Generating a sense of dissonance is the goal of many advertising efforts. Think of the Budweiser frogs or the best commercial of all time. The dissonance presented in these ads generate curiosity. It kicks us out of our lazy heuristic processing into the more energy intensive analytical mode. It makes us pause for a moment before dismissing the stimuli. It makes us extract the message from the noise. That's the critical "hook" that marketers are always talking about. It gives the vendor a chance to make a more extended pitch. For a writer, this involves presenting a blurb, displaying some reviews, and maybe even handing out a free sample. For a cigarette salesman, it involves shoving a cancer stick in your mouth. And don't believe me about any of this stuff. Believe the billions of dollars companies across the globe dump into these ads.
Now then, Zero Sight's cover uses an odd grabby motion to create dissonance:
- Is the blood-drenched hand hurting the other?
- Is this some sort of weird handshake?
- And who the heck is doing all that bleeding?
- I must know more...I shall ze click!
Zero Sum's e-cover uses ambiguous finger-tip on finger-tip action to achieve a hopefully similar dissonential response:
- Are the two of them dancing?
- Or maybe one of them is slipping?
- Or maybe this is just overwrought pseudo hand-of-God imagery?"
- And what the heck is up with all those fireworks, did we just win a war?
- I must know more...I shall ze click!
With both covers, dissonance is the goal. We hope to hook ya'll with it. But as always, execution is everything. They could both stink. I think we're hitting the mark, but I can't be the one to judge.
If and when I ever get the print versions of these books out the door, I want to go full-on artistic with them. I'd like to work with a groovy illustrator like Aditya Ikranegara or Stanley Lau to flesh out Rei and Dieter's features [please see Update #1]. I'd like to create a cool brooding atmosphere that manages to capture both the mystery and humor of the novels. I'd also like to pour a whole bunch of blood all over the place. But that is then, and this is now.
Back to prodding the Beta-army. I've got a new cover to fill.
P.S. I'd love to hear what you think about the designs. Don't worry about holding any punches, either. I've already been through my surgical rotation.

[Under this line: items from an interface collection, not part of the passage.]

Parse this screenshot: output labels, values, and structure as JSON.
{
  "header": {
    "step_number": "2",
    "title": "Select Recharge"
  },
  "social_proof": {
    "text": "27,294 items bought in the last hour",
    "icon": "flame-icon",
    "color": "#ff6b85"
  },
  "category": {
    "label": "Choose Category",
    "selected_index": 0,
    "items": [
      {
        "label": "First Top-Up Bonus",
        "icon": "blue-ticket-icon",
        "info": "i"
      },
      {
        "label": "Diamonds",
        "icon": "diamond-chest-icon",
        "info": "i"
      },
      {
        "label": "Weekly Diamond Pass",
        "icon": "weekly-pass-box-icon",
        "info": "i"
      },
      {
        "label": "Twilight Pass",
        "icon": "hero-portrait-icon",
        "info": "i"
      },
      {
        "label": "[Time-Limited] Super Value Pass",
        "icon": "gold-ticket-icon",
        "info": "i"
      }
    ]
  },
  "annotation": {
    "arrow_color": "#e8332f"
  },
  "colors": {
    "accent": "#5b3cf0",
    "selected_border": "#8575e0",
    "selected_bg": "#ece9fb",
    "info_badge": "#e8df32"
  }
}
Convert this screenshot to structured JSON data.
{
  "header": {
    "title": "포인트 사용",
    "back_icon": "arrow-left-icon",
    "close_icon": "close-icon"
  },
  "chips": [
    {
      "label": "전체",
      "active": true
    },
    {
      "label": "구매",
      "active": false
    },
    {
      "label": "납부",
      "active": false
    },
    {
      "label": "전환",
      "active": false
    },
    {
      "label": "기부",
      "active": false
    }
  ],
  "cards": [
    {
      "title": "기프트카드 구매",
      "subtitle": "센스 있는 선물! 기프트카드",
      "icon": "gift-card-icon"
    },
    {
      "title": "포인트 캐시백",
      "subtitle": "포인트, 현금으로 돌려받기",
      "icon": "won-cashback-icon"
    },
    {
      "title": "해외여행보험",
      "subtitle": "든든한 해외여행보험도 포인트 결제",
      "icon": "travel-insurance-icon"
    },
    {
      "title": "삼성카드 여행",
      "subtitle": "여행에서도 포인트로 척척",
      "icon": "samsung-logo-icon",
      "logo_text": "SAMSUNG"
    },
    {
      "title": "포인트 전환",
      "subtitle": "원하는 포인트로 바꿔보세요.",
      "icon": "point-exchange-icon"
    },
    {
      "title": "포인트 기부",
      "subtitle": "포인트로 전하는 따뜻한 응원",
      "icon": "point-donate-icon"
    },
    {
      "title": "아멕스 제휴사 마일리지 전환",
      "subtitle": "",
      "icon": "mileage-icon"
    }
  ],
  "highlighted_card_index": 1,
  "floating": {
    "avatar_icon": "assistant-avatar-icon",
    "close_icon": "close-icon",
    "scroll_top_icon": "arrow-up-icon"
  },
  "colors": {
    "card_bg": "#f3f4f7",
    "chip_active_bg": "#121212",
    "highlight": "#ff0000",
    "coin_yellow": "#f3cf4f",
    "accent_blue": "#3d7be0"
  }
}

UPDATE #1: Jordan informs me that she does in fact also do illustrations, so you can stop urging her to study Illustrator and just hire her for your projects. Apparently, she has even been working on graphic novels in secret. (What the heck! You don't need an author amigo for that?!?) Still, since Jordan is playing hard to get and won't show me any of her illustrations, I am forced to wander the deviantART wilderness in search of inspirational character designs.